The year 2013 feels like eons ago. After all, a lot can happen in 7 years, and that’s how long it’s been since Mindstorms EV3 arrived on the scene. Now it’s beyond high-time for the long-awaited successor to LEGO’s premier robotics platform to hit the stage. Back in June when LEGO Mindstorms 51515 Robot Inventor was revealed, some people were ecstatic, but many were unimpressed with the features of the new system. In this review, we’ll take a deep dive to see if this set proves that you shouldn’t judge a bot by its cover. Robot Inventor contains 949 pieces and will be available beginning October 15 for US $359.99 | CAN $459.99 | UK £329.99.
Several months ago, we reviewed LEGO Education’s new product, SPIKE Prime. And just a couple weeks ago, we featured news about the latest addition to the Mindstorms theme, the SPIKE-esque 51515 Robot Inventor. This new generation of programmable robotics brings bright colors and fresh ideas to the table. We’re already seeing some awesome builds coming from the education community, like this bike by the folks at Creator Academy Australia and Project Bucephalus.What’s so awesome about it? It’s self-balancing. This little guy can ride along on its own without tipping over (as long as there isn’t a wall). Click the link below to see it in action!

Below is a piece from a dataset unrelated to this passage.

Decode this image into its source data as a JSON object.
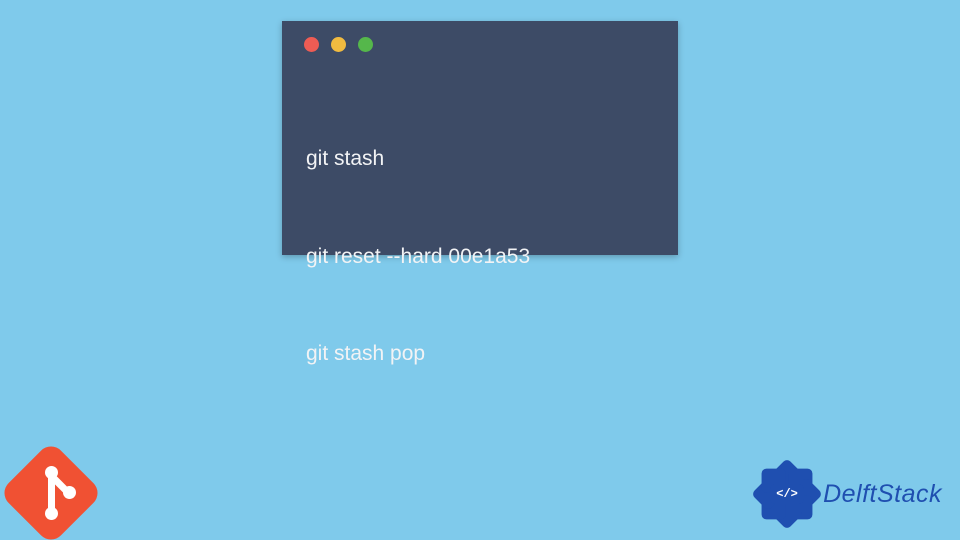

LEGO has revealed the successor to the Mindstorms EV3 as 51515 Robot Inventor, a 5-in-1 robotics and coding kit. The set is the first addition to the Mindstorms theme in seven years since 31313 EV3 launched in 2013 which was recently labeled as “Retiring Soon” on the LEGO Store online. The new Robot Inventor includes 949 pieces which can be built and rebuilt into five models each with different capabilities and personalities. The set will be available later this year (LEGO has stated early Q4) and will retail for US $359.99 | UK £329.99 | EU €359.99.
Robot Inventor includes a rechargeable Intelligent Hub first seen in SPIKE Prime (enabling Bluetooth connections, gyroscope, accelerometer, and a light matrix) as well as four medium-angular motors, an ultrasonic distance sensor, and a color sensor. LEGO is also launching a Robot Inventor app with visual and text-based coding, the ability to make customized digital remote controls, and support for a variety of third-party controllers like those used with the PS4 and Xbox One.
LEGO Education is celebrating its 40th anniversary, and we are exploring the history of this unique division of the LEGO Group. Part 1 presented an early history of LEGO Education, while Part 2 outlined the development of the first LEGO robotics platforms. In our 3rd and final installment, we dive into the story behind the game-changing release of LEGO Mindstorms.
LEGO Education is celebrating it’s 40th anniversary! As a birthday gift, we are commemorating the occasion with a three-part history feature on this special division of the LEGO Group. Part 1 provided an overview of the history of LEGO education from the 1980s through 1990s, but we left out an important component of the story. Part 2 picks up where we left off, covering the beginnings of LEGO’s programmable robots in the classroom and at home. These were the precursors of LEGO Mindstorms!
Way back in April of last year, LEGO Education announced the launch of 45678 SPIKE Prime, a new Scratch-based tool in classroom programming. After some delay from the original August 2019 release, it’s now available for purchase and we’ve been fortunate enough to receive a copy to review. We’re excited to see what we learn about this fascinating new set! LEGO Education 45678 SPIKE Prime is available now from the LEGO Education shop for $329.95 USD.